Website and app data records:
= = = = = = =

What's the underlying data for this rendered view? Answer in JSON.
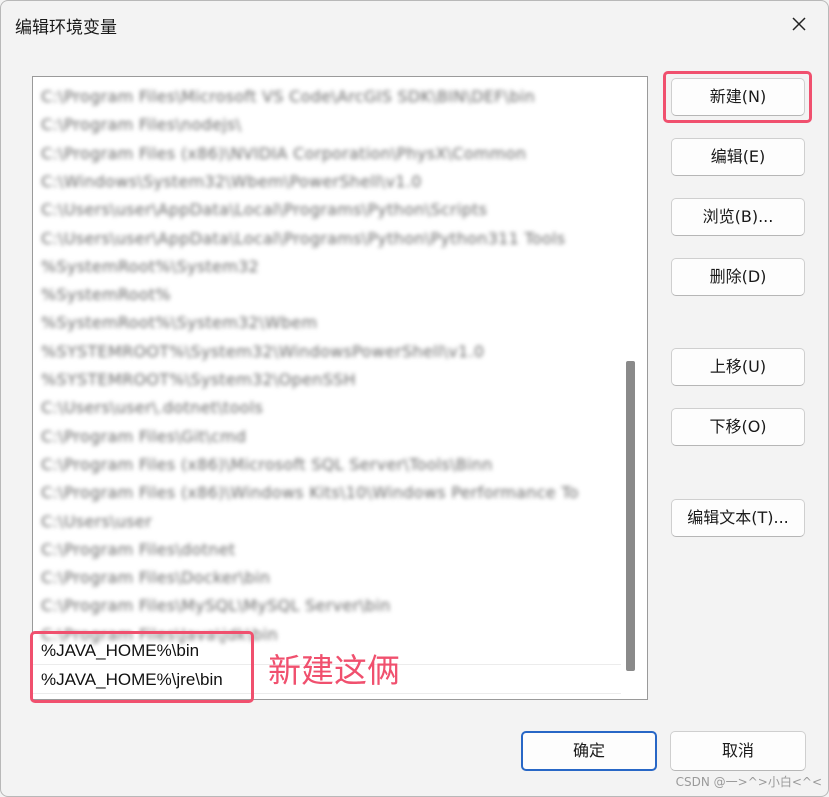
{
  "window": {
    "title": "编辑环境变量",
    "close_icon": "close-icon"
  },
  "path_list": {
    "blurred_items": [
      "C:\\Program Files\\Microsoft VS Code\\ArcGIS SDK\\BIN\\DEF\\bin",
      "C:\\Program Files\\nodejs\\",
      "C:\\Program Files (x86)\\NVIDIA Corporation\\PhysX\\Common",
      "C:\\Windows\\System32\\Wbem\\PowerShell\\v1.0",
      "C:\\Users\\user\\AppData\\Local\\Programs\\Python\\Scripts",
      "C:\\Users\\user\\AppData\\Local\\Programs\\Python\\Python311 Tools",
      "%SystemRoot%\\System32",
      "%SystemRoot%",
      "%SystemRoot%\\System32\\Wbem",
      "%SYSTEMROOT%\\System32\\WindowsPowerShell\\v1.0",
      "%SYSTEMROOT%\\System32\\OpenSSH",
      "C:\\Users\\user\\.dotnet\\tools",
      "C:\\Program Files\\Git\\cmd",
      "C:\\Program Files (x86)\\Microsoft SQL Server\\Tools\\Binn",
      "C:\\Program Files (x86)\\Windows Kits\\10\\Windows Performance To",
      "C:\\Users\\user",
      "C:\\Program Files\\dotnet",
      "C:\\Program Files\\Docker\\bin",
      "C:\\Program Files\\MySQL\\MySQL Server\\bin",
      "C:\\Program Files\\Java\\jdk\\bin"
    ],
    "new_items": [
      "%JAVA_HOME%\\bin",
      "%JAVA_HOME%\\jre\\bin"
    ]
  },
  "buttons": {
    "new": "新建(N)",
    "edit": "编辑(E)",
    "browse": "浏览(B)...",
    "delete": "删除(D)",
    "move_up": "上移(U)",
    "move_down": "下移(O)",
    "edit_text": "编辑文本(T)...",
    "ok": "确定",
    "cancel": "取消"
  },
  "annotation": {
    "text": "新建这俩",
    "color": "#f0506e"
  },
  "watermark": "CSDN @一>^>小白<^<"
}
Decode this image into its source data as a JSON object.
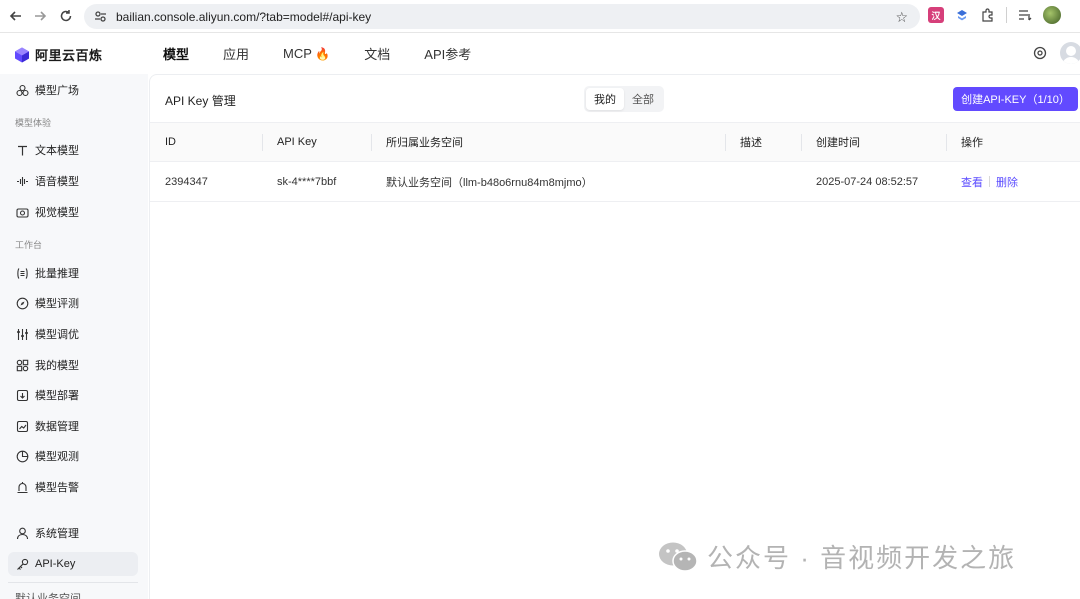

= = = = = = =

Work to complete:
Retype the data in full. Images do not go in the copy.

Exercise solution:
What's the underlying data for this rendered view? Answer in JSON.
{
  "window": {
    "title": "编辑环境变量",
    "close_icon": "close-icon"
  },
  "path_list": {
    "blurred_items": [
      "C:\\Program Files\\Microsoft VS Code\\ArcGIS SDK\\BIN\\DEF\\bin",
      "C:\\Program Files\\nodejs\\",
      "C:\\Program Files (x86)\\NVIDIA Corporation\\PhysX\\Common",
      "C:\\Windows\\System32\\Wbem\\PowerShell\\v1.0",
      "C:\\Users\\user\\AppData\\Local\\Programs\\Python\\Scripts",
      "C:\\Users\\user\\AppData\\Local\\Programs\\Python\\Python311 Tools",
      "%SystemRoot%\\System32",
      "%SystemRoot%",
      "%SystemRoot%\\System32\\Wbem",
      "%SYSTEMROOT%\\System32\\WindowsPowerShell\\v1.0",
      "%SYSTEMROOT%\\System32\\OpenSSH",
      "C:\\Users\\user\\.dotnet\\tools",
      "C:\\Program Files\\Git\\cmd",
      "C:\\Program Files (x86)\\Microsoft SQL Server\\Tools\\Binn",
      "C:\\Program Files (x86)\\Windows Kits\\10\\Windows Performance To",
      "C:\\Users\\user",
      "C:\\Program Files\\dotnet",
      "C:\\Program Files\\Docker\\bin",
      "C:\\Program Files\\MySQL\\MySQL Server\\bin",
      "C:\\Program Files\\Java\\jdk\\bin"
    ],
    "new_items": [
      "%JAVA_HOME%\\bin",
      "%JAVA_HOME%\\jre\\bin"
    ]
  },
  "buttons": {
    "new": "新建(N)",
    "edit": "编辑(E)",
    "browse": "浏览(B)...",
    "delete": "删除(D)",
    "move_up": "上移(U)",
    "move_down": "下移(O)",
    "edit_text": "编辑文本(T)...",
    "ok": "确定",
    "cancel": "取消"
  },
  "annotation": {
    "text": "新建这俩",
    "color": "#f0506e"
  },
  "watermark": "CSDN @一>^>小白<^<"
}
Decode this image into its source data as a JSON object.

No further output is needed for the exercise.